* _WORK REQUEST_: Where an image appears, leave it out; otherwise repeat the data exactly.

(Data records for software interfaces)
..........

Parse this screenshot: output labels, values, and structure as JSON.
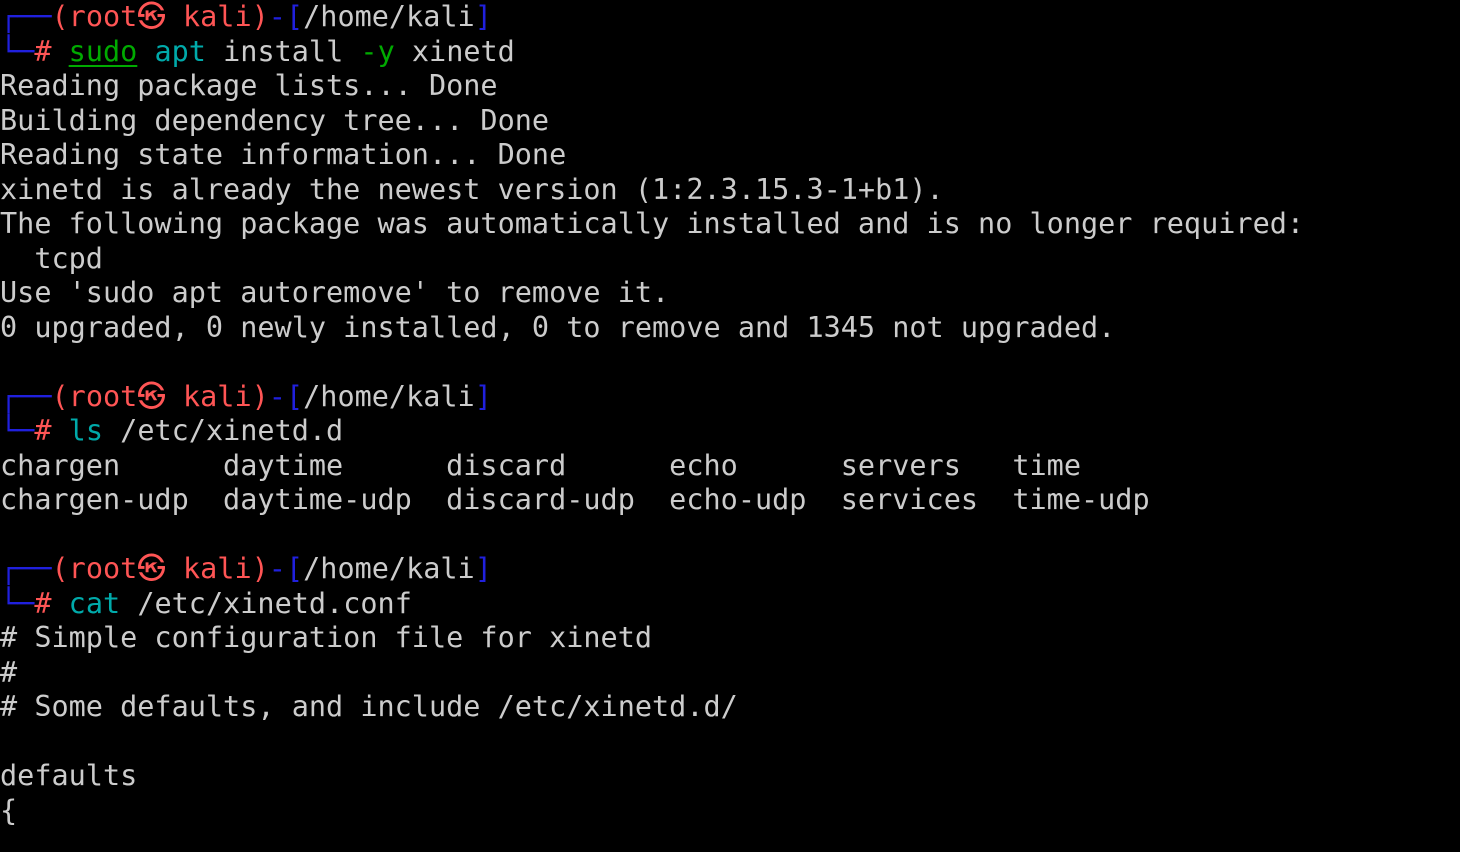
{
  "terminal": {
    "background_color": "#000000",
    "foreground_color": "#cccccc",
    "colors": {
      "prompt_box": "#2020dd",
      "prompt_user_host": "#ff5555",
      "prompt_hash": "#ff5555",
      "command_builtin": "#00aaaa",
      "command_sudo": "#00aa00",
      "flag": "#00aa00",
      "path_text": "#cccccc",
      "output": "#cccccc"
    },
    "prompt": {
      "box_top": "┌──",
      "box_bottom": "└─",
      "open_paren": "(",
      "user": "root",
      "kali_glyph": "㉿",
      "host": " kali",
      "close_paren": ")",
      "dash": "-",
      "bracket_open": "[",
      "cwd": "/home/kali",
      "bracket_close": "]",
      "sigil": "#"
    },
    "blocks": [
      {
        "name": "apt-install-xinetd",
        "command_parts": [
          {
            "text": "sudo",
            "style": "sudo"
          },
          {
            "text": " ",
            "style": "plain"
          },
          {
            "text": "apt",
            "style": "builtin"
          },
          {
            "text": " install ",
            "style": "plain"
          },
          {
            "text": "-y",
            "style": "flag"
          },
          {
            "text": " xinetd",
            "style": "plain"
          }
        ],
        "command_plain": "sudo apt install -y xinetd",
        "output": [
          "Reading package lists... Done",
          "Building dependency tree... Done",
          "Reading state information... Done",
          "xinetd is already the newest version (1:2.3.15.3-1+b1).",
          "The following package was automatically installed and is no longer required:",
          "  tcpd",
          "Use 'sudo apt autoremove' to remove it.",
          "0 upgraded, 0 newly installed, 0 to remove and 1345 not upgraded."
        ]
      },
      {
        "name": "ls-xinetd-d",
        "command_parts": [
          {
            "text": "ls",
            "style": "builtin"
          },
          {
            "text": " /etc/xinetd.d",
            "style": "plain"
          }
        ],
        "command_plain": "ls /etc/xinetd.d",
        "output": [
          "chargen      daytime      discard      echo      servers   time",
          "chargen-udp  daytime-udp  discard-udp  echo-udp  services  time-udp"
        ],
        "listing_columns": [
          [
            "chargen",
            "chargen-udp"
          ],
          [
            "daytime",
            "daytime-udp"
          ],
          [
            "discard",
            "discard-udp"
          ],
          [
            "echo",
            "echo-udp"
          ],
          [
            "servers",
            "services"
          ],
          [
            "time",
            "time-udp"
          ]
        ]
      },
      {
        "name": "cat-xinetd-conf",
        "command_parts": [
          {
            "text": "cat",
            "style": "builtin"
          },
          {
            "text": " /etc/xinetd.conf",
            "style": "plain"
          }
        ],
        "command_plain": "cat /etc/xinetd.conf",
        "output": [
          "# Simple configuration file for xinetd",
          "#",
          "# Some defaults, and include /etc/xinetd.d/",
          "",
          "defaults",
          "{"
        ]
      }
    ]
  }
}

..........

* _RESULT_:
Parse this screenshot: output labels, values, and structure as JSON.
{
  "terminal": {
    "background_color": "#000000",
    "foreground_color": "#cccccc",
    "colors": {
      "prompt_box": "#2020dd",
      "prompt_user_host": "#ff5555",
      "prompt_hash": "#ff5555",
      "command_builtin": "#00aaaa",
      "command_sudo": "#00aa00",
      "flag": "#00aa00",
      "path_text": "#cccccc",
      "output": "#cccccc"
    },
    "prompt": {
      "box_top": "┌──",
      "box_bottom": "└─",
      "open_paren": "(",
      "user": "root",
      "kali_glyph": "㉿",
      "host": " kali",
      "close_paren": ")",
      "dash": "-",
      "bracket_open": "[",
      "cwd": "/home/kali",
      "bracket_close": "]",
      "sigil": "#"
    },
    "blocks": [
      {
        "name": "apt-install-xinetd",
        "command_parts": [
          {
            "text": "sudo",
            "style": "sudo"
          },
          {
            "text": " ",
            "style": "plain"
          },
          {
            "text": "apt",
            "style": "builtin"
          },
          {
            "text": " install ",
            "style": "plain"
          },
          {
            "text": "-y",
            "style": "flag"
          },
          {
            "text": " xinetd",
            "style": "plain"
          }
        ],
        "command_plain": "sudo apt install -y xinetd",
        "output": [
          "Reading package lists... Done",
          "Building dependency tree... Done",
          "Reading state information... Done",
          "xinetd is already the newest version (1:2.3.15.3-1+b1).",
          "The following package was automatically installed and is no longer required:",
          "  tcpd",
          "Use 'sudo apt autoremove' to remove it.",
          "0 upgraded, 0 newly installed, 0 to remove and 1345 not upgraded."
        ]
      },
      {
        "name": "ls-xinetd-d",
        "command_parts": [
          {
            "text": "ls",
            "style": "builtin"
          },
          {
            "text": " /etc/xinetd.d",
            "style": "plain"
          }
        ],
        "command_plain": "ls /etc/xinetd.d",
        "output": [
          "chargen      daytime      discard      echo      servers   time",
          "chargen-udp  daytime-udp  discard-udp  echo-udp  services  time-udp"
        ],
        "listing_columns": [
          [
            "chargen",
            "chargen-udp"
          ],
          [
            "daytime",
            "daytime-udp"
          ],
          [
            "discard",
            "discard-udp"
          ],
          [
            "echo",
            "echo-udp"
          ],
          [
            "servers",
            "services"
          ],
          [
            "time",
            "time-udp"
          ]
        ]
      },
      {
        "name": "cat-xinetd-conf",
        "command_parts": [
          {
            "text": "cat",
            "style": "builtin"
          },
          {
            "text": " /etc/xinetd.conf",
            "style": "plain"
          }
        ],
        "command_plain": "cat /etc/xinetd.conf",
        "output": [
          "# Simple configuration file for xinetd",
          "#",
          "# Some defaults, and include /etc/xinetd.d/",
          "",
          "defaults",
          "{"
        ]
      }
    ]
  }
}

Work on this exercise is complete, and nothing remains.